- RECORD SET -
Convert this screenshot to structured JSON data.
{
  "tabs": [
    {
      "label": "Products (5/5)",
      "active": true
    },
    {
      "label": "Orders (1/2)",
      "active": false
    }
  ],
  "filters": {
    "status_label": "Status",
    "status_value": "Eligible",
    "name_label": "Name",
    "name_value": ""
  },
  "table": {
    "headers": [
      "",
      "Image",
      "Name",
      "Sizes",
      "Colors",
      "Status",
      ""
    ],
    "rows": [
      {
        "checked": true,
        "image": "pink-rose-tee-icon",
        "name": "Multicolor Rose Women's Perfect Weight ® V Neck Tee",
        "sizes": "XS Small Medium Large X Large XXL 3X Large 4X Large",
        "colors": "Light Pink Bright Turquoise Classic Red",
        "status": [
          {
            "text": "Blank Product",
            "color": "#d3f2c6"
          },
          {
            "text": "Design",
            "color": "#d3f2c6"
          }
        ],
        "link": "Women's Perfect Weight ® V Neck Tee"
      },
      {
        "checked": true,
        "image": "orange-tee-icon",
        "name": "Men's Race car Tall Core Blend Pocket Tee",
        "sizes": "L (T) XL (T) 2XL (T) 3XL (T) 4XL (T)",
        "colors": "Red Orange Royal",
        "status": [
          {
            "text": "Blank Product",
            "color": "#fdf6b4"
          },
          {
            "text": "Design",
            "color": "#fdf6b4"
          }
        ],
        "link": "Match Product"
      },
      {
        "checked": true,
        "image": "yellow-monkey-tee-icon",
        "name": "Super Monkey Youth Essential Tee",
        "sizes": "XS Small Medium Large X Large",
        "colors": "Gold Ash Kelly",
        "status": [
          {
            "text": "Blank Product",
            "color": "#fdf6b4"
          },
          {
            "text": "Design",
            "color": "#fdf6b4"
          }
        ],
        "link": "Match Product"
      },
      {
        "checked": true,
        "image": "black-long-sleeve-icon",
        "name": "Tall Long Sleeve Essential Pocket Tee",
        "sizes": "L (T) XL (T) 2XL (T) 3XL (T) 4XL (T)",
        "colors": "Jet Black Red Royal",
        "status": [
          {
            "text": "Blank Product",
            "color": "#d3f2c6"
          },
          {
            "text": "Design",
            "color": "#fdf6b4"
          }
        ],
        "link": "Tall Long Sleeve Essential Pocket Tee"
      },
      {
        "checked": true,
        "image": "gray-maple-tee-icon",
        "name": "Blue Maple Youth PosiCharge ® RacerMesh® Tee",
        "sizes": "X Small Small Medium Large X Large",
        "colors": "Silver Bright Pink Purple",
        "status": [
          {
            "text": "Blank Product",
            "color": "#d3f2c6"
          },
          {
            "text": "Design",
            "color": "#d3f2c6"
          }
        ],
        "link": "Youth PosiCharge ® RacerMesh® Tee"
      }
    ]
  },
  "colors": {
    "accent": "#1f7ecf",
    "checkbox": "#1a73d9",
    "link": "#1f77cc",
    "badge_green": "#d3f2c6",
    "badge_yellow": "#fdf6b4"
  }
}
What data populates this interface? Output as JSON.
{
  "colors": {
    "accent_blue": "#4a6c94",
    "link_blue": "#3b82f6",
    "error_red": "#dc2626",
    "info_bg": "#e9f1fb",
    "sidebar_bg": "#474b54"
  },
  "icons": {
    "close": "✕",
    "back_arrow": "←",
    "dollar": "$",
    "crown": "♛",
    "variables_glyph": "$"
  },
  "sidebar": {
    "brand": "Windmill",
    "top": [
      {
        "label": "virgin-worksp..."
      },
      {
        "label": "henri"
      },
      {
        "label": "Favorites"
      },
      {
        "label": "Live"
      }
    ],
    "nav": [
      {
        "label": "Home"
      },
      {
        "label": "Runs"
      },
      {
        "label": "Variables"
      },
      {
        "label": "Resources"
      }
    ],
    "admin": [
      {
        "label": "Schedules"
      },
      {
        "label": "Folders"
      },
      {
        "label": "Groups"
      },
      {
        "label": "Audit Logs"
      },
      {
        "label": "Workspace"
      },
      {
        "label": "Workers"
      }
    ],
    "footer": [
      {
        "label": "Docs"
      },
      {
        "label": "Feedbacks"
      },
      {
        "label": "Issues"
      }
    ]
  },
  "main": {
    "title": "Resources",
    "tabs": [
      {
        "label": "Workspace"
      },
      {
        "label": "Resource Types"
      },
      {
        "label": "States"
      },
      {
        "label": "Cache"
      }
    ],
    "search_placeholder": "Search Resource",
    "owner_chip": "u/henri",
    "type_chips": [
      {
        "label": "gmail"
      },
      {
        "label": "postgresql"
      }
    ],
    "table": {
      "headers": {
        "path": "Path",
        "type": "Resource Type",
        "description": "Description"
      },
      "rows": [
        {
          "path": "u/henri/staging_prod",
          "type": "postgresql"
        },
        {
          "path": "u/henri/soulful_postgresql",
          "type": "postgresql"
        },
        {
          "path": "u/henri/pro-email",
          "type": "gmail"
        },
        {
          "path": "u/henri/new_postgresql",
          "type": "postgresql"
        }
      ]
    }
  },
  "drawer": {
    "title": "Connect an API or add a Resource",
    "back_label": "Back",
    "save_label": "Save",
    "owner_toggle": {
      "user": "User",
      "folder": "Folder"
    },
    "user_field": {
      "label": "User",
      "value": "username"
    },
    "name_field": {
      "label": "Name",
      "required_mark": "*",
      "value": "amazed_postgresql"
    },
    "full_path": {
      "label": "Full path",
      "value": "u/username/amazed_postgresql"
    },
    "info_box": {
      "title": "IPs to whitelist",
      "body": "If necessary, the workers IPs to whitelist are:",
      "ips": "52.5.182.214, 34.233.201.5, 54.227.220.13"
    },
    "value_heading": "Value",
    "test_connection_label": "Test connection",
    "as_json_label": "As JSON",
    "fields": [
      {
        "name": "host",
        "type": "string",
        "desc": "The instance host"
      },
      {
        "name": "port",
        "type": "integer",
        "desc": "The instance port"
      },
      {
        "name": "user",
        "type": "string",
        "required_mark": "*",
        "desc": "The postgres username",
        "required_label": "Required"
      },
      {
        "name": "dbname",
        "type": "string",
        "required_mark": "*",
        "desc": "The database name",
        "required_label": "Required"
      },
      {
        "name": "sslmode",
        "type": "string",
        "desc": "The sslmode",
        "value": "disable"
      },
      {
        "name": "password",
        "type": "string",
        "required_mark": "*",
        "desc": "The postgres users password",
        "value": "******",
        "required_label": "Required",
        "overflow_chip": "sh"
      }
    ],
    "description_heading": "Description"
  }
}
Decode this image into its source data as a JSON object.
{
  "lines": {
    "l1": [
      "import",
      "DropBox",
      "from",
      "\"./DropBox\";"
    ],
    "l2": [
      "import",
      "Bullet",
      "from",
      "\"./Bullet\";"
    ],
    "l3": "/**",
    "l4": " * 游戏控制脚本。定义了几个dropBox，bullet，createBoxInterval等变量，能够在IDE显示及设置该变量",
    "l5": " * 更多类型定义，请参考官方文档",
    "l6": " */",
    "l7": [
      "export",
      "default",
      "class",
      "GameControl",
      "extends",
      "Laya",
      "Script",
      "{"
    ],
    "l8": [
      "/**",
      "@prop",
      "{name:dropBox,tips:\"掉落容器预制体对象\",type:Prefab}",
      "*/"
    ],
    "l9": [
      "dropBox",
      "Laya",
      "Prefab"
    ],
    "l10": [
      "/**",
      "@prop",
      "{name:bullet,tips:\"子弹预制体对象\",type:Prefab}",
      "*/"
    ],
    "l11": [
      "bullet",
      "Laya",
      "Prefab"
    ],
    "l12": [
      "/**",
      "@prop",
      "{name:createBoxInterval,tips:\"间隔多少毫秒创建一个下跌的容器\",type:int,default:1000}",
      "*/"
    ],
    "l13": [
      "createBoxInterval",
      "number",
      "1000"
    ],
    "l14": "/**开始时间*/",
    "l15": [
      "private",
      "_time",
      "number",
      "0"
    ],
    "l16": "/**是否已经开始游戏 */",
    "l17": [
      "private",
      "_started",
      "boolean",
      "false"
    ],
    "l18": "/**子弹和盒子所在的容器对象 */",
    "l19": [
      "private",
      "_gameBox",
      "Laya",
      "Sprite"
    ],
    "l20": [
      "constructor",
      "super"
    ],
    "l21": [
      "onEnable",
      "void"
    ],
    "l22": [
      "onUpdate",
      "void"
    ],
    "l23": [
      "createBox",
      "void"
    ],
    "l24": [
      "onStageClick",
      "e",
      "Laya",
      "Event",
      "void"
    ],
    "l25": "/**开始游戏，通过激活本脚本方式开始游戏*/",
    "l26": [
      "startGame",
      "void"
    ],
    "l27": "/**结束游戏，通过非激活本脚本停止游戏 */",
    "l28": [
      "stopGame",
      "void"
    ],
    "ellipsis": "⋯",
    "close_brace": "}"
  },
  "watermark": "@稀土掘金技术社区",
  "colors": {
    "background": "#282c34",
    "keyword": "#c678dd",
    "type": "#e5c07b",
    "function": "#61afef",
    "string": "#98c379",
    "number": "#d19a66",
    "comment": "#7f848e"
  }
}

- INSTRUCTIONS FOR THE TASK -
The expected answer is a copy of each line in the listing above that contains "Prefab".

- TASK RESPONSE -
      "{name:dropBox,tips:\"掉落容器预制体对象\",type:Prefab}",
      "Prefab"
      "{name:bullet,tips:\"子弹预制体对象\",type:Prefab}",
      "Prefab"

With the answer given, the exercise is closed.